Your "infinite gain" way of understanding only works for small signals. If that wasn't the case (it would always apply even when the signal is large) then the amplitude of the signal would reach infinity as well. Obviously, that's not what happens.
What does happen is that as the amplitude gets larger the amplifier stages start to saturate and because of that saturation their gain decreases. When a stable oscillation is in place, the loop gain will be equal to 1 (one).
The circuits that you don't quite understand aren't any different from the one you do understand. The only difference is in the implementation of each amplifier. The amplifiers simply use a different circuit. The differential circuit is also very similar only the signal isn't single ended (like in the other circuits) but differential.
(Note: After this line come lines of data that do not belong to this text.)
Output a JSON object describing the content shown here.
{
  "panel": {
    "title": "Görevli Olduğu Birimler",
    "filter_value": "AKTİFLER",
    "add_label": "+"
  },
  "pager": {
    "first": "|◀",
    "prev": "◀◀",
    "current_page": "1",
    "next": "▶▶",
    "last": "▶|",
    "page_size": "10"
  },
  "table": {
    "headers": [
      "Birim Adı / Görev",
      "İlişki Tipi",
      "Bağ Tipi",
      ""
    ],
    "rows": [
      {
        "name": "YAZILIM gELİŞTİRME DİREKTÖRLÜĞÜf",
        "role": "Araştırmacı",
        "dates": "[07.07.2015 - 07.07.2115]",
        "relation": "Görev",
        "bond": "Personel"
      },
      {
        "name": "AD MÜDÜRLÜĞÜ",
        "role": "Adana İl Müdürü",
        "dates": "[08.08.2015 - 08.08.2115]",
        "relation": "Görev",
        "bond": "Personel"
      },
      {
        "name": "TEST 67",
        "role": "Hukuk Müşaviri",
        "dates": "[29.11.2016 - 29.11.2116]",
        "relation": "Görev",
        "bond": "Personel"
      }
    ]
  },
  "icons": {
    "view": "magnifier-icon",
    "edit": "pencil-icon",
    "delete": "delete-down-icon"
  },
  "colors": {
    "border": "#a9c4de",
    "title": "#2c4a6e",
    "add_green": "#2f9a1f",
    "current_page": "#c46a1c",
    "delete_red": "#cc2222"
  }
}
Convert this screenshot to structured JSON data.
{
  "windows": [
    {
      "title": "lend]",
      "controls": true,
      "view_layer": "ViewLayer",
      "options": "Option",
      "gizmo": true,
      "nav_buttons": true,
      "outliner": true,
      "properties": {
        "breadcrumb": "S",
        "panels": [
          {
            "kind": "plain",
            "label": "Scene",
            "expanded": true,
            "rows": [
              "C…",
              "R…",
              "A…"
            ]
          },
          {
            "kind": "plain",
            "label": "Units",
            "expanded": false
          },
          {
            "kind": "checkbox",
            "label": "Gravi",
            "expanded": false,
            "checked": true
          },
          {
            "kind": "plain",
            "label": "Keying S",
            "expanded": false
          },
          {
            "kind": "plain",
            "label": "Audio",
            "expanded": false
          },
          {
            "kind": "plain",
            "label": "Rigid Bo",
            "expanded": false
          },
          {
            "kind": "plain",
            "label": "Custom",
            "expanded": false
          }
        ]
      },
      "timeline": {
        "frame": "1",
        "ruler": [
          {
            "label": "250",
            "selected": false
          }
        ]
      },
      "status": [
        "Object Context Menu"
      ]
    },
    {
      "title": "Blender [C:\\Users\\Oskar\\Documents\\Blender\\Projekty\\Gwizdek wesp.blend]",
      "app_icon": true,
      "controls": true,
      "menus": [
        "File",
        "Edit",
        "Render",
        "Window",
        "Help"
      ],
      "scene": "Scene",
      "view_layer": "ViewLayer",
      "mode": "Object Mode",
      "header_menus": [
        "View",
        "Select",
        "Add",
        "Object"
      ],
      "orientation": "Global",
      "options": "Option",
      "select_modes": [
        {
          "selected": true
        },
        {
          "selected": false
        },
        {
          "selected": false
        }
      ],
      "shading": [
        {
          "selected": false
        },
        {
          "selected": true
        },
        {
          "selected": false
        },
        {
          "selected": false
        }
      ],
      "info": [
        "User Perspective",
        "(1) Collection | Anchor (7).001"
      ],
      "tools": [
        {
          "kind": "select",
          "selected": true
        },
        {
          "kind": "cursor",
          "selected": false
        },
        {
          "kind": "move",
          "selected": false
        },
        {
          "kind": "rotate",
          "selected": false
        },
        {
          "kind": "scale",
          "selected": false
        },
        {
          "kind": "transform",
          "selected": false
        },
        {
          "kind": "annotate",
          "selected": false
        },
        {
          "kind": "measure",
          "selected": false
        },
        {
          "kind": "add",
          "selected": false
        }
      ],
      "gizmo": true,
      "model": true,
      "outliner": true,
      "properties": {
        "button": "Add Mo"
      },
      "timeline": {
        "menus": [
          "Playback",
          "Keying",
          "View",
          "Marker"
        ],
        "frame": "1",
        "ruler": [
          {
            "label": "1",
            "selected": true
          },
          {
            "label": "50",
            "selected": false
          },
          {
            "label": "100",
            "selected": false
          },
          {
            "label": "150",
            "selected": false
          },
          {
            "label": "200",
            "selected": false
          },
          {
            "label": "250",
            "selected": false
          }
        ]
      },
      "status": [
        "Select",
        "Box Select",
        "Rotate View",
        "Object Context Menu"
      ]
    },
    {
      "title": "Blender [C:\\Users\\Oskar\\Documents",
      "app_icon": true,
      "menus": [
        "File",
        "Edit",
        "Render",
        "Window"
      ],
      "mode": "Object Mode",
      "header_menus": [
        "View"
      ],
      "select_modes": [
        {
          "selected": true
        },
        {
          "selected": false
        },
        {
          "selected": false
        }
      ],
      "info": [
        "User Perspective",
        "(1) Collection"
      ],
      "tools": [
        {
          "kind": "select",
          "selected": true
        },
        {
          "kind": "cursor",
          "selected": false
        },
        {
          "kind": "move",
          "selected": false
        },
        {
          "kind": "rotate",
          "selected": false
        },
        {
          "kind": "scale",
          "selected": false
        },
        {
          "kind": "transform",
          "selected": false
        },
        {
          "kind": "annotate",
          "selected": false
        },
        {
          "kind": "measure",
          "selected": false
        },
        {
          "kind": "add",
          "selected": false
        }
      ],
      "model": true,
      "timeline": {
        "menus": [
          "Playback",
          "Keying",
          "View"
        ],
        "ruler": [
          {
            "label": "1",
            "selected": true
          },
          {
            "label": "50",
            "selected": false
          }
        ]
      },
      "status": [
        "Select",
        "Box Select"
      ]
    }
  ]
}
That means the signal has a copy that's the same but it has an inverted shape (180 degrees phase shift).
You ask about "noise voltage" but I think you're confused about the way how these circuits start in the real world. In the real world there's always noise present and that noise is enough to get the start up the oscillator.
In a simulation this is not the case, the simulator will be happy to find a stable solution where the circuit isn't oscillating. Like for the 3-inverter ring oscillator it will find that all signal nets are at a DC voltage close to Vdd/2 and that that is an OK solution. Theoretically it is but it does not work like that in the real world.
So to get the oscillation going in a simulator we need to "disturb" that wrong stable situation. I usually do that by inserting a pulsed source that can be a current source or a voltage source, it does not matter. I make that source deliver a small pulse like a 100 ns pulse of 1uA (or 10 mV). That will then start the oscillation.
Noise simulations (actually: Phasenoise) are the next step when you have fully understand how to simulate oscillators.